Exercise aim: Below are the records; copy each line in them that holds the word "title".

Dataset records:
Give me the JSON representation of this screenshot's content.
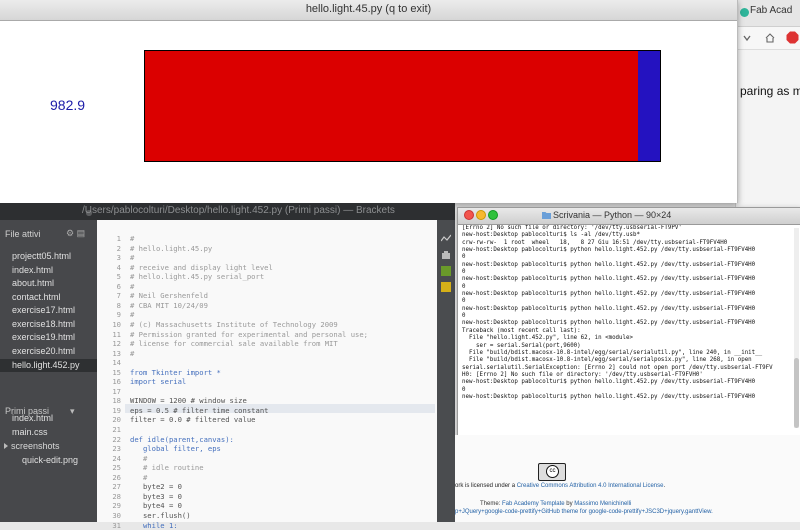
{
  "browser": {
    "tab_label": "Fab Acad",
    "content_fragment": "paring as m"
  },
  "tk_window": {
    "title": "hello.light.45.py (q to exit)",
    "value": "982.9",
    "bar_fraction": 0.958,
    "colors": {
      "fill": "#db0000",
      "background": "#2412c0"
    }
  },
  "brackets": {
    "title": "/Users/pablocolturi/Desktop/hello.light.452.py (Primi passi) — Brackets",
    "working_files_header": "File attivi",
    "working_files": [
      "projectt05.html",
      "index.html",
      "about.html",
      "contact.html",
      "exercise17.html",
      "exercise18.html",
      "exercise19.html",
      "exercise20.html",
      "hello.light.452.py"
    ],
    "selected_file": "hello.light.452.py",
    "project_header": "Primi passi",
    "project_files": [
      "index.html",
      "main.css"
    ],
    "folder": "screenshots",
    "folder_files": [
      "quick-edit.png"
    ],
    "line_numbers": [
      "1",
      "2",
      "3",
      "4",
      "5",
      "6",
      "7",
      "8",
      "9",
      "10",
      "11",
      "12",
      "13",
      "14",
      "15",
      "16",
      "17",
      "18",
      "19",
      "20",
      "21",
      "22",
      "23",
      "24",
      "25",
      "26",
      "27",
      "28",
      "29",
      "30",
      "31"
    ],
    "code_lines": [
      "#",
      "# hello.light.45.py",
      "#",
      "# receive and display light level",
      "# hello.light.45.py serial_port",
      "#",
      "# Neil Gershenfeld",
      "# CBA MIT 10/24/09",
      "#",
      "# (c) Massachusetts Institute of Technology 2009",
      "# Permission granted for experimental and personal use;",
      "# license for commercial sale available from MIT",
      "#",
      "",
      "from Tkinter import *",
      "import serial",
      "",
      "WINDOW = 1200 # window size",
      "eps = 0.5 # filter time constant",
      "filter = 0.0 # filtered value",
      "",
      "def idle(parent,canvas):",
      "   global filter, eps",
      "   #",
      "   # idle routine",
      "   #",
      "   byte2 = 0",
      "   byte3 = 0",
      "   byte4 = 0",
      "   ser.flush()",
      "   while 1:"
    ]
  },
  "terminal": {
    "title": "Scrivania — Python — 90×24",
    "lines": [
      "[Errno 2] No such file or directory: '/dev/tty.usbserial-FT9PV'",
      "new-host:Desktop pablocolturi$ ls -al /dev/tty.usb*",
      "crw-rw-rw-  1 root  wheel   18,   8 27 Giu 16:51 /dev/tty.usbserial-FT9FV4H0",
      "new-host:Desktop pablocolturi$ python hello.light.452.py /dev/tty.usbserial-FT9FV4H0",
      "0",
      "new-host:Desktop pablocolturi$ python hello.light.452.py /dev/tty.usbserial-FT9FV4H0",
      "0",
      "new-host:Desktop pablocolturi$ python hello.light.452.py /dev/tty.usbserial-FT9FV4H0",
      "0",
      "new-host:Desktop pablocolturi$ python hello.light.452.py /dev/tty.usbserial-FT9FV4H0",
      "0",
      "new-host:Desktop pablocolturi$ python hello.light.452.py /dev/tty.usbserial-FT9FV4H0",
      "0",
      "new-host:Desktop pablocolturi$ python hello.light.452.py /dev/tty.usbserial-FT9FV4H0",
      "Traceback (most recent call last):",
      "  File \"hello.light.452.py\", line 62, in <module>",
      "    ser = serial.Serial(port,9600)",
      "  File \"build/bdist.macosx-10.8-intel/egg/serial/serialutil.py\", line 240, in __init__",
      "  File \"build/bdist.macosx-10.8-intel/egg/serial/serialposix.py\", line 268, in open",
      "serial.serialutil.SerialException: [Errno 2] could not open port /dev/tty.usbserial-FT9FV",
      "H0: [Errno 2] No such file or directory: '/dev/tty.usbserial-FT9FVH0'",
      "new-host:Desktop pablocolturi$ python hello.light.452.py /dev/tty.usbserial-FT9FV4H0",
      "0",
      "new-host:Desktop pablocolturi$ python hello.light.452.py /dev/tty.usbserial-FT9FV4H0"
    ]
  },
  "footer": {
    "license_prefix": "ork is licensed under a ",
    "license_link": "Creative Commons Attribution 4.0 International License",
    "license_suffix": ".",
    "theme_prefix": "Theme: ",
    "theme_link1": "Fab Academy Template",
    "theme_mid": " by ",
    "theme_author": "Massimo Menichinelli",
    "credits": "p+JQuery+google-code-prettify+GitHub theme for google-code-prettify+JSC3D+jquery.ganttView."
  }
}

Reply to the task:
    "title": "hello.light.45.py (q to exit)",
    "title": "/Users/pablocolturi/Desktop/hello.light.452.py (Primi passi) — Brackets",
    "title": "Scrivania — Python — 90×24",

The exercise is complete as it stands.